- [Material to process]:
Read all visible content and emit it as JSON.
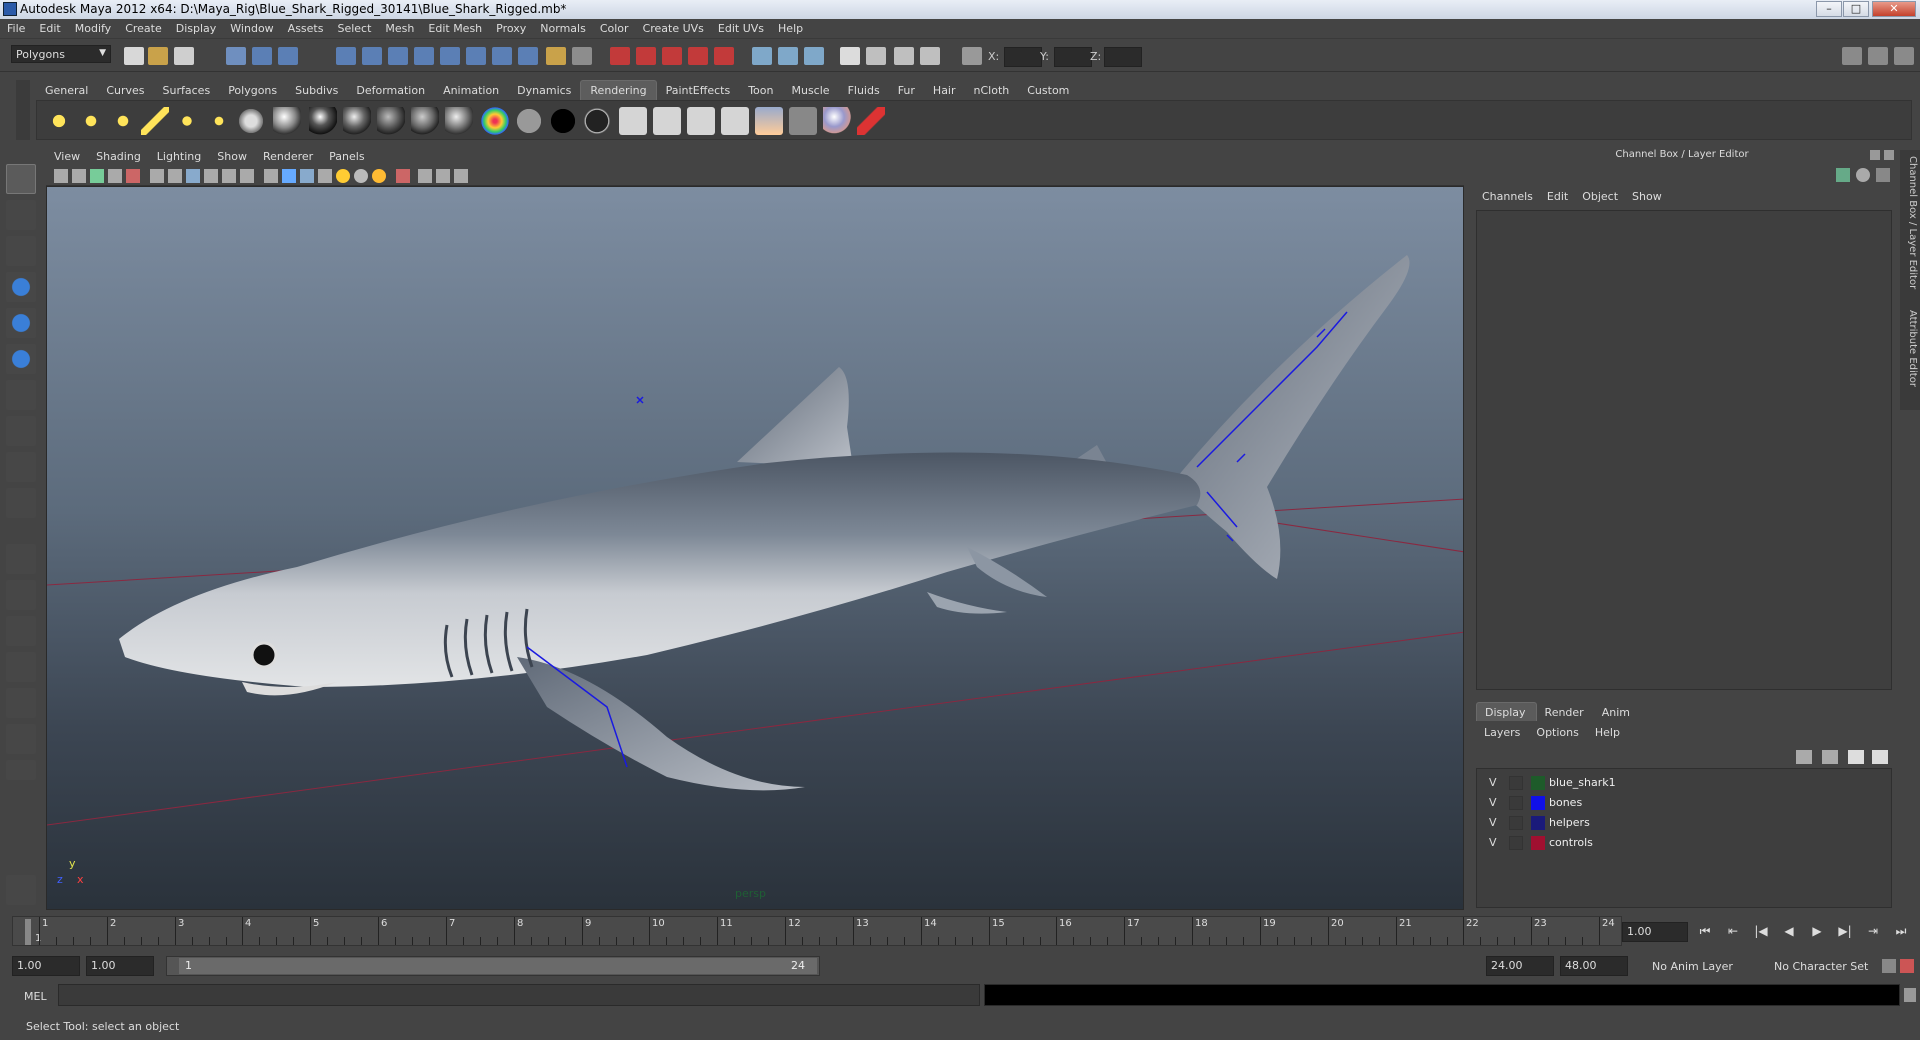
{
  "window": {
    "title": "Autodesk Maya 2012 x64: D:\\Maya_Rig\\Blue_Shark_Rigged_30141\\Blue_Shark_Rigged.mb*"
  },
  "menubar": [
    "File",
    "Edit",
    "Modify",
    "Create",
    "Display",
    "Window",
    "Assets",
    "Select",
    "Mesh",
    "Edit Mesh",
    "Proxy",
    "Normals",
    "Color",
    "Create UVs",
    "Edit UVs",
    "Help"
  ],
  "statusline": {
    "mode": "Polygons",
    "x_label": "X:",
    "y_label": "Y:",
    "z_label": "Z:"
  },
  "shelf": {
    "tabs": [
      "General",
      "Curves",
      "Surfaces",
      "Polygons",
      "Subdivs",
      "Deformation",
      "Animation",
      "Dynamics",
      "Rendering",
      "PaintEffects",
      "Toon",
      "Muscle",
      "Fluids",
      "Fur",
      "Hair",
      "nCloth",
      "Custom"
    ],
    "active_tab": "Rendering"
  },
  "viewport": {
    "menu": [
      "View",
      "Shading",
      "Lighting",
      "Show",
      "Renderer",
      "Panels"
    ],
    "camera_label": "persp",
    "axis": {
      "x": "x",
      "y": "y",
      "z": "z"
    }
  },
  "channel_box": {
    "title": "Channel Box / Layer Editor",
    "menu": [
      "Channels",
      "Edit",
      "Object",
      "Show"
    ]
  },
  "side_tabs": [
    "Channel Box / Layer Editor",
    "Attribute Editor"
  ],
  "layer_editor": {
    "tabs": [
      "Display",
      "Render",
      "Anim"
    ],
    "active_tab": "Display",
    "menu": [
      "Layers",
      "Options",
      "Help"
    ],
    "layers": [
      {
        "visible": "V",
        "name": "blue_shark1",
        "color": "#1e5b2a"
      },
      {
        "visible": "V",
        "name": "bones",
        "color": "#1010e8"
      },
      {
        "visible": "V",
        "name": "helpers",
        "color": "#1a1a7a"
      },
      {
        "visible": "V",
        "name": "controls",
        "color": "#a01030"
      }
    ]
  },
  "timeline": {
    "start_frame_label": "1",
    "ticks": [
      "1",
      "2",
      "3",
      "4",
      "5",
      "6",
      "7",
      "8",
      "9",
      "10",
      "11",
      "12",
      "13",
      "14",
      "15",
      "16",
      "17",
      "18",
      "19",
      "20",
      "21",
      "22",
      "23",
      "24"
    ],
    "current_frame": "1.00"
  },
  "range": {
    "start_time": "1.00",
    "playback_start": "1.00",
    "slider_start": "1",
    "slider_end": "24",
    "playback_end": "24.00",
    "end_time": "48.00",
    "anim_layer": "No Anim Layer",
    "character_set": "No Character Set"
  },
  "command_line": {
    "label": "MEL"
  },
  "help_line": {
    "text": "Select Tool: select an object"
  }
}
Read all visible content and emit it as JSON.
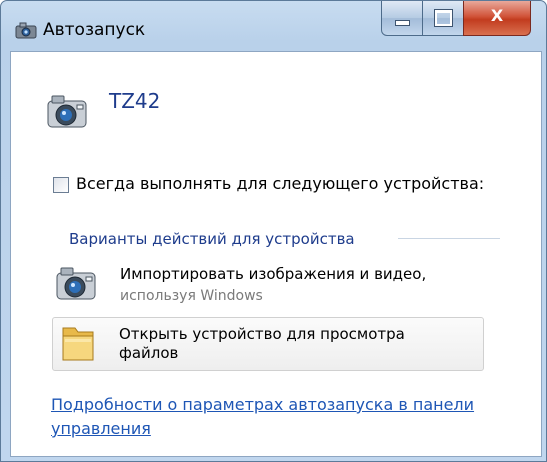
{
  "window": {
    "title": "Автозапуск",
    "controls": {
      "minimize": "minimize",
      "maximize": "maximize",
      "close_label": "X"
    }
  },
  "device": {
    "name": "TZ42",
    "icon": "camera-icon"
  },
  "always_checkbox": {
    "label": "Всегда выполнять для следующего устройства:",
    "checked": false
  },
  "section": {
    "title": "Варианты действий для устройства"
  },
  "options": [
    {
      "label": "Импортировать изображения и видео,",
      "sublabel": "используя Windows",
      "icon": "camera-icon"
    },
    {
      "label": "Открыть устройство для просмотра файлов",
      "icon": "folder-icon"
    }
  ],
  "link": {
    "text": "Подробности о параметрах автозапуска в панели управления"
  },
  "colors": {
    "link": "#1e56b5",
    "heading": "#1e3c8c",
    "titlebar": "#b9d1ea",
    "close_button": "#c23c1f"
  }
}
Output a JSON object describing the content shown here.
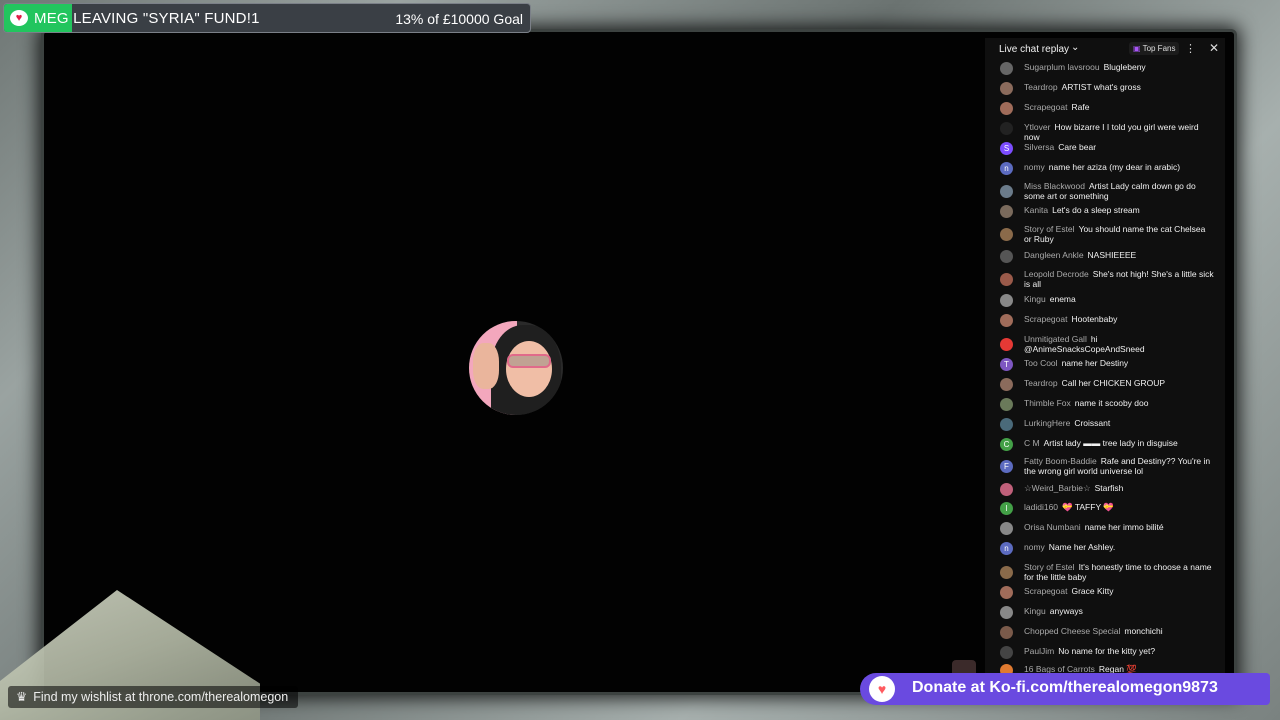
{
  "goal": {
    "icon": "heart-cup-icon",
    "title": "MEG LEAVING \"SYRIA\" FUND!1",
    "progress_text": "13% of £10000 Goal",
    "progress_fraction": 0.13
  },
  "chat": {
    "title": "Live chat replay",
    "top_fans_label": "Top Fans",
    "messages": [
      {
        "author": "Sugarplum lavsroou",
        "text": "Bluglebeny",
        "avatar": "",
        "color": "#666"
      },
      {
        "author": "Teardrop",
        "text": "ARTIST what's gross",
        "avatar": "",
        "color": "#8b6b5c"
      },
      {
        "author": "Scrapegoat",
        "text": "Rafe",
        "avatar": "",
        "color": "#a06c5a"
      },
      {
        "author": "Ytlover",
        "text": "How bizarre I I told you girl were weird now",
        "avatar": "",
        "color": "#222"
      },
      {
        "author": "Silversa",
        "text": "Care bear",
        "avatar": "S",
        "color": "#7c4dff"
      },
      {
        "author": "nomy",
        "text": "name her aziza (my dear in arabic)",
        "avatar": "n",
        "color": "#5c6bc0"
      },
      {
        "author": "Miss Blackwood",
        "text": "Artist Lady calm down go do some art or something",
        "avatar": "",
        "color": "#6b7b8a"
      },
      {
        "author": "Kanita",
        "text": "Let's do a sleep stream",
        "avatar": "",
        "color": "#7a6a5c"
      },
      {
        "author": "Story of Estel",
        "text": "You should name the cat Chelsea or Ruby",
        "avatar": "",
        "color": "#8a6a4a"
      },
      {
        "author": "Dangleen Ankle",
        "text": "NASHIEEEE",
        "avatar": "",
        "color": "#555"
      },
      {
        "author": "Leopold Decrode",
        "text": "She's not high! She's a little sick is all",
        "avatar": "",
        "color": "#9a5a4a"
      },
      {
        "author": "Kingu",
        "text": "enema",
        "avatar": "",
        "color": "#888"
      },
      {
        "author": "Scrapegoat",
        "text": "Hootenbaby",
        "avatar": "",
        "color": "#a06c5a"
      },
      {
        "author": "Unmitigated Gall",
        "text": "hi @AnimeSnacksCopeAndSneed",
        "avatar": "",
        "color": "#e53935"
      },
      {
        "author": "Too Cool",
        "text": "name her Destiny",
        "avatar": "T",
        "color": "#7e57c2"
      },
      {
        "author": "Teardrop",
        "text": "Call her CHICKEN GROUP",
        "avatar": "",
        "color": "#8b6b5c"
      },
      {
        "author": "Thimble Fox",
        "text": "name it scooby doo",
        "avatar": "",
        "color": "#6a7a5a"
      },
      {
        "author": "LurkingHere",
        "text": "Croissant",
        "avatar": "",
        "color": "#4a6a7a"
      },
      {
        "author": "C M",
        "text": "Artist lady ▬▬ tree lady in disguise",
        "avatar": "C",
        "color": "#43a047"
      },
      {
        "author": "Fatty Boom-Baddie",
        "text": "Rafe and Destiny?? You're in the wrong girl world universe lol",
        "avatar": "F",
        "color": "#5c6bc0"
      },
      {
        "author": "☆Weird_Barbie☆",
        "text": "Starfish",
        "avatar": "",
        "color": "#c0607a"
      },
      {
        "author": "ladidi160",
        "text": "💝 TAFFY 💝",
        "avatar": "l",
        "color": "#43a047"
      },
      {
        "author": "Orisa Numbani",
        "text": "name her immo bilité",
        "avatar": "",
        "color": "#888"
      },
      {
        "author": "nomy",
        "text": "Name her Ashley.",
        "avatar": "n",
        "color": "#5c6bc0"
      },
      {
        "author": "Story of Estel",
        "text": "It's honestly time to choose a name for the little baby",
        "avatar": "",
        "color": "#8a6a4a"
      },
      {
        "author": "Scrapegoat",
        "text": "Grace Kitty",
        "avatar": "",
        "color": "#a06c5a"
      },
      {
        "author": "Kingu",
        "text": "anyways",
        "avatar": "",
        "color": "#888"
      },
      {
        "author": "Chopped Cheese Special",
        "text": "monchichi",
        "avatar": "",
        "color": "#7a5a4a"
      },
      {
        "author": "PaulJim",
        "text": "No name for the kitty yet?",
        "avatar": "",
        "color": "#444"
      },
      {
        "author": "16 Bags of Carrots",
        "text": "Regan 💯",
        "avatar": "",
        "color": "#e07a30"
      }
    ]
  },
  "wishlist_text": "Find my wishlist at throne.com/therealomegon",
  "donate_text": "Donate at Ko-fi.com/therealomegon9873"
}
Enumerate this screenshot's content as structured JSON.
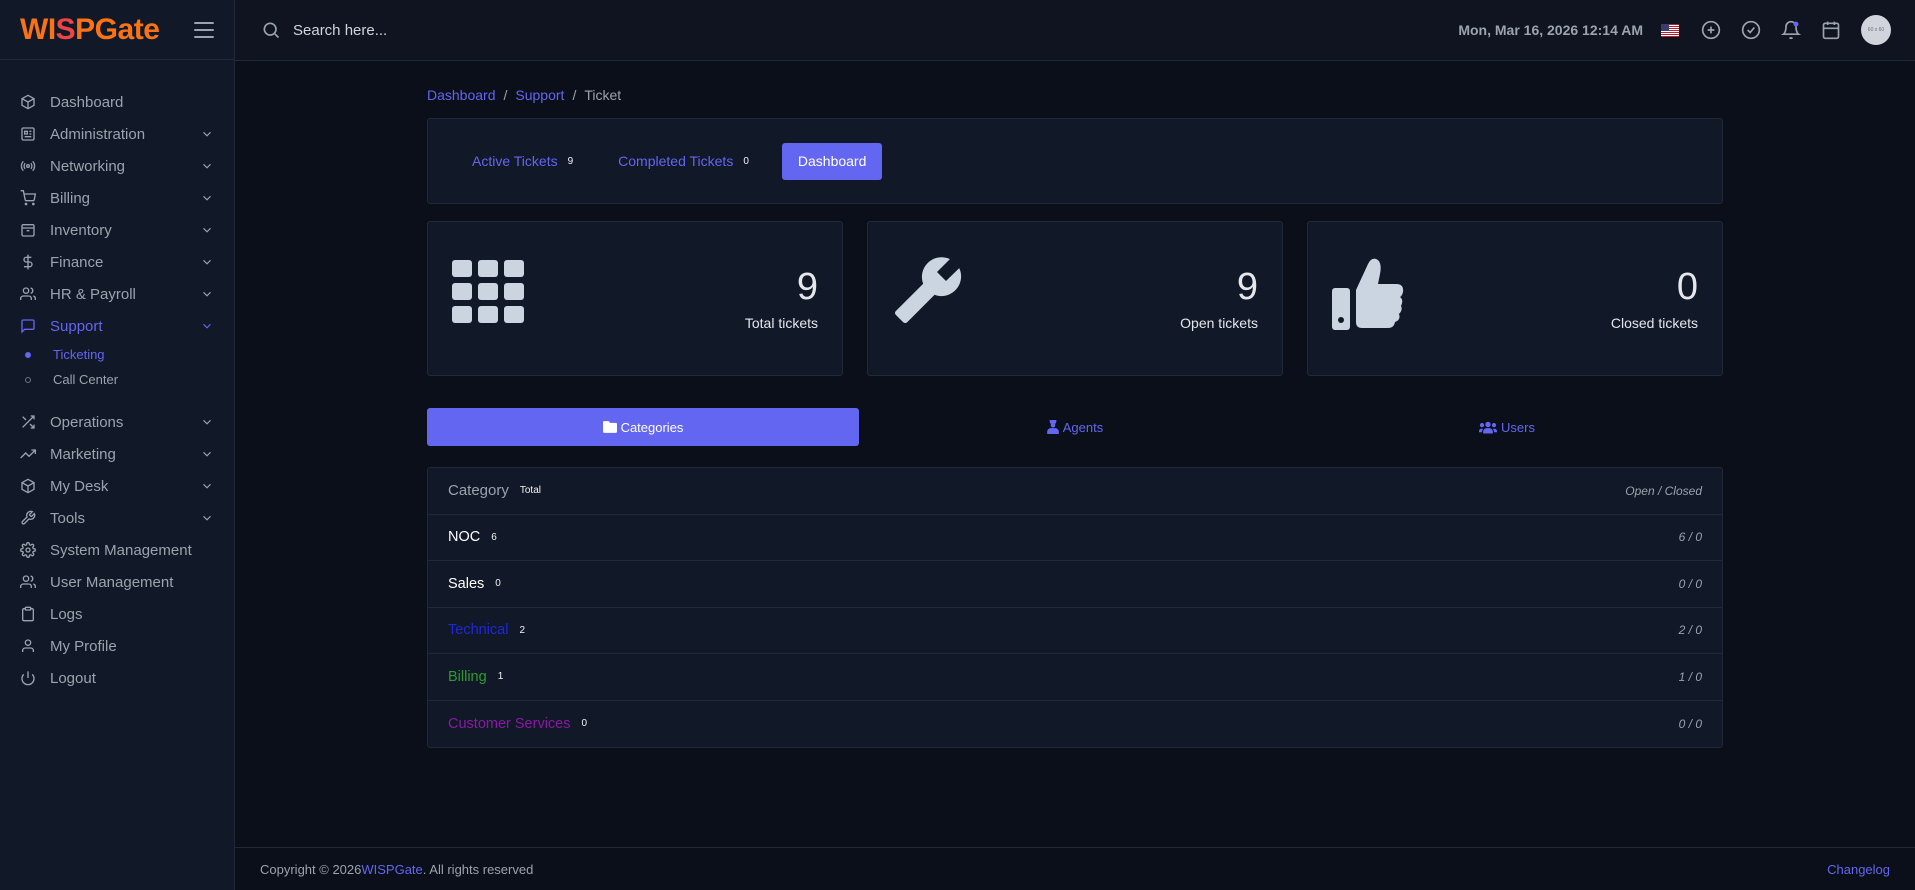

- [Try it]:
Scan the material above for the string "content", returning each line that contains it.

- [Exercise output]:
Read all visible content and emit it as JSON.
Read all visible content and emit it as JSON.
Output a JSON object describing the content shown here.
Enumerate this screenshot's content as structured JSON.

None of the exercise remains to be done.